Bearing With Loss

There is an entry for Gilgamesh in The Gay and Lesbian Literary Heritage edited by Claude J. Summers. It is an inclusion that comes back to me when I read the version by Herbert Mason which opens

It is an old story
But one that can still be told
About a man who loved
And lost a friend to death
And learned he lacked the power
To bring him back to life.
It is the story of Gilgamesh
And his friend Enkidu.
In the afterward, John H. Marks offers the following comment on Mason's "verse narrative":
The present rendering by Herbert Mason is properly called a verse narrative. It is a sensitive, authentic retelling of the old story, an attempt to convey the profound anguish Gilgamesh suffered after his constant companion and friend, Enkidu, died. The author makes no claim to present an accurate rendering of the cuneiform text. He knows the ancient story well and tells it in the way it has become memorable to him.
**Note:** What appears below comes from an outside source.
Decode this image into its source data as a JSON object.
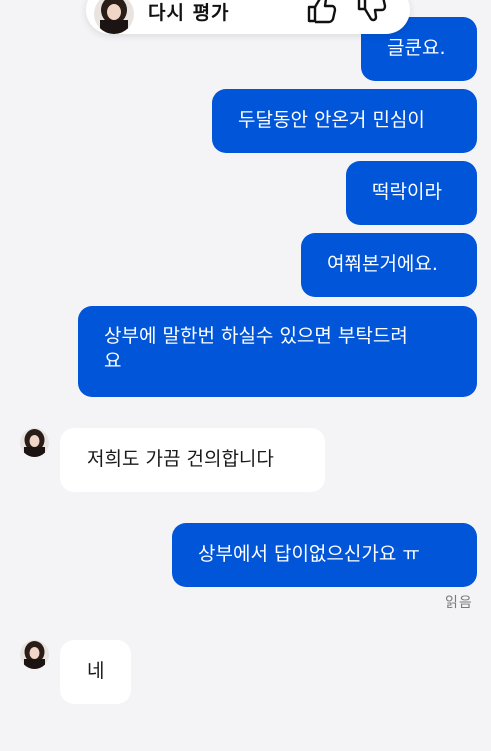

His narrative has its own spellbinding power, evoking feelings and thoughts familiar to all who suffer the loss of loved companions.
There are other versions of the Gilgamesh material but none quite so poignant.

And so for day 760